A new twist for animated movies–3D printed characters

ParaNorman faces

(Photo credit: Chris Mueller, Wired)

Stop-motion film has come a long way since the 41-minute Russian featuree film, The Night Before Christmas made in 1913. In modern times, we’ve seen this technique of making a physically manipulated object appear to move on its own in such films as the famous Wallace and Gromit.

Generally, traditional stop-motion animation uses clay figures or other types of figurines as the “puppets,” which are photographed for one frame, then moved and manipulated a bit, and then photographed again for the next frame. The series of these frames, of course, becomes the movie.

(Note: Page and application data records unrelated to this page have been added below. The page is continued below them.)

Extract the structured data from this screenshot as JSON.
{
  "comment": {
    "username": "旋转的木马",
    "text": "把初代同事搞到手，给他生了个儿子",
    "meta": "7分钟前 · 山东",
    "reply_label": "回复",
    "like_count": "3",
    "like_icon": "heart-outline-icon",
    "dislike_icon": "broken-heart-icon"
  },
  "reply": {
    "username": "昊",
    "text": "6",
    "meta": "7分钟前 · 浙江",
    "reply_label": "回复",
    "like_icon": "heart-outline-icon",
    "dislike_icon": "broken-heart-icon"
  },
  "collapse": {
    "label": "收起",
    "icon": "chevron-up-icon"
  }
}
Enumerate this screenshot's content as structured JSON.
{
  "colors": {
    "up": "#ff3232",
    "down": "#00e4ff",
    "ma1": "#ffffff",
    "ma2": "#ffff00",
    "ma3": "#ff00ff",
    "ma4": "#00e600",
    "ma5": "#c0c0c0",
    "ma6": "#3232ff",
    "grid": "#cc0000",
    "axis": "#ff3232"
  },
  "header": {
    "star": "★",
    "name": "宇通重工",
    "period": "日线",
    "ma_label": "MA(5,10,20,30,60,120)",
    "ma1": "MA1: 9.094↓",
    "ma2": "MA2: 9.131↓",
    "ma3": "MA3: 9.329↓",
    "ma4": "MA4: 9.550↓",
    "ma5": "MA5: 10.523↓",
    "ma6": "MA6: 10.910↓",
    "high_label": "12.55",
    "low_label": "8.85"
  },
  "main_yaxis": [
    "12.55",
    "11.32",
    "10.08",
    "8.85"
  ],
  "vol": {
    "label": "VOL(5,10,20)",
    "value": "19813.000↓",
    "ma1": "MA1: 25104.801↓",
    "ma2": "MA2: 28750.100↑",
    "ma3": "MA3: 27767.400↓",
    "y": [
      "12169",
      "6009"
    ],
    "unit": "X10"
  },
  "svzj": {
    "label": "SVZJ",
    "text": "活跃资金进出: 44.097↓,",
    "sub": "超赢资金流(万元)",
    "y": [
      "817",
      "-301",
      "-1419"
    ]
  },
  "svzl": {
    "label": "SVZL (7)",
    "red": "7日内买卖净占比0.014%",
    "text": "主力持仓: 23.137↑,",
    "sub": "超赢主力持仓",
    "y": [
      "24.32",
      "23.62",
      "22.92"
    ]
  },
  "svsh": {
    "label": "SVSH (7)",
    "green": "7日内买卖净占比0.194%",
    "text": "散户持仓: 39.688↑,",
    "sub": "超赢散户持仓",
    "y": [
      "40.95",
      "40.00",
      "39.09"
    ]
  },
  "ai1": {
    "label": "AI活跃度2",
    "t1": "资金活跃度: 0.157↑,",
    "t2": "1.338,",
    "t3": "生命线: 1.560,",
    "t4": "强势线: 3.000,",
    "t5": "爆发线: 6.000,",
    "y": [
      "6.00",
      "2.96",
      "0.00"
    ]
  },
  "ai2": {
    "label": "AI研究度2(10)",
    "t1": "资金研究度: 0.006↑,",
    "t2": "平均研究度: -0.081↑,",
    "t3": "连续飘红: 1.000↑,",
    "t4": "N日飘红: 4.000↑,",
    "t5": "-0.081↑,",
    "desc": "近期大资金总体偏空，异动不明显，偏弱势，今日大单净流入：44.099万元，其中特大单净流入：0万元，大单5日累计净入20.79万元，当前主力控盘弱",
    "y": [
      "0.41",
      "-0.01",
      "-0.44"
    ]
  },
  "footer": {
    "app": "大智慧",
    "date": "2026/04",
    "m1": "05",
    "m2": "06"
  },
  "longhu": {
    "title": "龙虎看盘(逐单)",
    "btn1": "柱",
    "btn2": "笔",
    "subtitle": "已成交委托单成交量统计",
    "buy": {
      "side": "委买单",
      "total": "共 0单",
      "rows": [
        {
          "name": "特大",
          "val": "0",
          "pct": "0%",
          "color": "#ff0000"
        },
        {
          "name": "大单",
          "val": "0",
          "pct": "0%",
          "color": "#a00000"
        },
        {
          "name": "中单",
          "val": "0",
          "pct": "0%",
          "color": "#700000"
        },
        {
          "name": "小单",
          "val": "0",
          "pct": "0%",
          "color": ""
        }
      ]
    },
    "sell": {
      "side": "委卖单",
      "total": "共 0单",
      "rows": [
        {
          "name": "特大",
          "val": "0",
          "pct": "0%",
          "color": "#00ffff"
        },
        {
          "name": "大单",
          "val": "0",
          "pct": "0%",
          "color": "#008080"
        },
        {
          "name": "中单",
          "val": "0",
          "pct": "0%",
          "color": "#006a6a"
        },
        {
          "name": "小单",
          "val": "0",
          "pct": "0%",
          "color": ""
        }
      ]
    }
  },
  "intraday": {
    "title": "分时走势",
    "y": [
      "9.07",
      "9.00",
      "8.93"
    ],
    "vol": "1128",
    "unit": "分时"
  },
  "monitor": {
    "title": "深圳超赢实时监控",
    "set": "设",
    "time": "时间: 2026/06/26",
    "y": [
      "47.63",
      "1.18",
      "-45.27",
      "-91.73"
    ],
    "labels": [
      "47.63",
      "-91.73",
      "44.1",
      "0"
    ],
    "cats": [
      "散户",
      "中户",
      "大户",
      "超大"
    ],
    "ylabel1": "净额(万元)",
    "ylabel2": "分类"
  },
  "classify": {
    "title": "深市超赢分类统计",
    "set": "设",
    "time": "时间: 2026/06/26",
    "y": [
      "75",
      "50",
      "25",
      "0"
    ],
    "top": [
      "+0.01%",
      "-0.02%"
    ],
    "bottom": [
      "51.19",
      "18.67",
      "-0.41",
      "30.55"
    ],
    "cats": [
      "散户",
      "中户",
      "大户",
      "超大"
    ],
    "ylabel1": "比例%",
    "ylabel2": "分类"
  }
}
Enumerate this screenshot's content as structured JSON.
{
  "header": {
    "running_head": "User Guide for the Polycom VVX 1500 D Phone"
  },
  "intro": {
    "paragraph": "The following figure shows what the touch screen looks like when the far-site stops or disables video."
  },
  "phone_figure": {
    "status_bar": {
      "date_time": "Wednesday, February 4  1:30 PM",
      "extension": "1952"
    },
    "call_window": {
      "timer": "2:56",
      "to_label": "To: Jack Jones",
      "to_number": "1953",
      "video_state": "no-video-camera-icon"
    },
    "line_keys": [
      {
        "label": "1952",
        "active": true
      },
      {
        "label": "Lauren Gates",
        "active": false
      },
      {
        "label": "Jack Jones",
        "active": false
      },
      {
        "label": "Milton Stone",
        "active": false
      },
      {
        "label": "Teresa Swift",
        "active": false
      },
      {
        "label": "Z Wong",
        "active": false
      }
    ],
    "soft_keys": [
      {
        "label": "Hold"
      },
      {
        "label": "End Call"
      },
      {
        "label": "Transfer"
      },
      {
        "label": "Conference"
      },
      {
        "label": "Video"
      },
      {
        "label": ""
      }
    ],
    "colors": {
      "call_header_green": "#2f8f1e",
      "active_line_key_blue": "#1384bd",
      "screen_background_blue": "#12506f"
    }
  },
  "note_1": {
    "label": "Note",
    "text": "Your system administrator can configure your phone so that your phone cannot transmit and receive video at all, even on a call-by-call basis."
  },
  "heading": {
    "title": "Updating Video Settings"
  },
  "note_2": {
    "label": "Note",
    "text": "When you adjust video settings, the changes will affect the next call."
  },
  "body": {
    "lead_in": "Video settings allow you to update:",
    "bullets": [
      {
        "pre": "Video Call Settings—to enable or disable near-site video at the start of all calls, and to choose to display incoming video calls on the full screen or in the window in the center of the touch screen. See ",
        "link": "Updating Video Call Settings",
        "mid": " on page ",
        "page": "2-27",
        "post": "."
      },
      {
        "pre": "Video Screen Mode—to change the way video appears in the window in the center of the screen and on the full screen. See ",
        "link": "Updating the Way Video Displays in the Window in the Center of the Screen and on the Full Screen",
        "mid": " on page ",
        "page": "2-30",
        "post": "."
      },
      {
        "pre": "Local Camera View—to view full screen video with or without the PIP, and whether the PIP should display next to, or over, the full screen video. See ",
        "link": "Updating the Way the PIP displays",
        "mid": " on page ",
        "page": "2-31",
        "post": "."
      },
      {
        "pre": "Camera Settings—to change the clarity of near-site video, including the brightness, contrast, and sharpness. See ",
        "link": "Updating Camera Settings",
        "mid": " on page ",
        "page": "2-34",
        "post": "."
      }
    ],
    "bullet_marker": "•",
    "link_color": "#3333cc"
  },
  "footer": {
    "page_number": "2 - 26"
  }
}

For a sophisticated film, it’s not just the moving of the figures, but the manipulation of their expressions, that is most time-consuming. With clay, it’s a bit easier, but think about hard surface figures, where you have to create hundreds of facial features for a human figurine’s head. That’s a lot of manual work.

3D Printing to the rescue

But as with so many other industries, everything has changed now that 3D printing is here. An upcoming stop-motion movie from Laika Entertainment, called ParaNorman, has the distinction of being the first stop-motion movie to use a 3D printer (a 3D Systems ZPrinter 650 color printer) to create its puppet’s faces. That’s tens of thousands of parts.

Paranorman 3D printed pieces

(Photo credit: Chris Mueller, Wired)

Here’s how Wired magazine describes the process:

Thanks to interchangeable 3-D-printed facial components, Norman is capable of 1.5 million expressions. For the 27 characters with 3-D-printed faces, the rapid-prototyping department output 31,000 parts, which they stored and cataloged in a face library. One 27-second shot required 250 different faces for a single character. Each face is marked by tiny fissures where the components fit together, so a “seam team” removes the fine lines in postproduction.

Another industry disrupted by 3D printing.

Now, sit back and enjoy the trailer for ParaNorman.

Source: Wired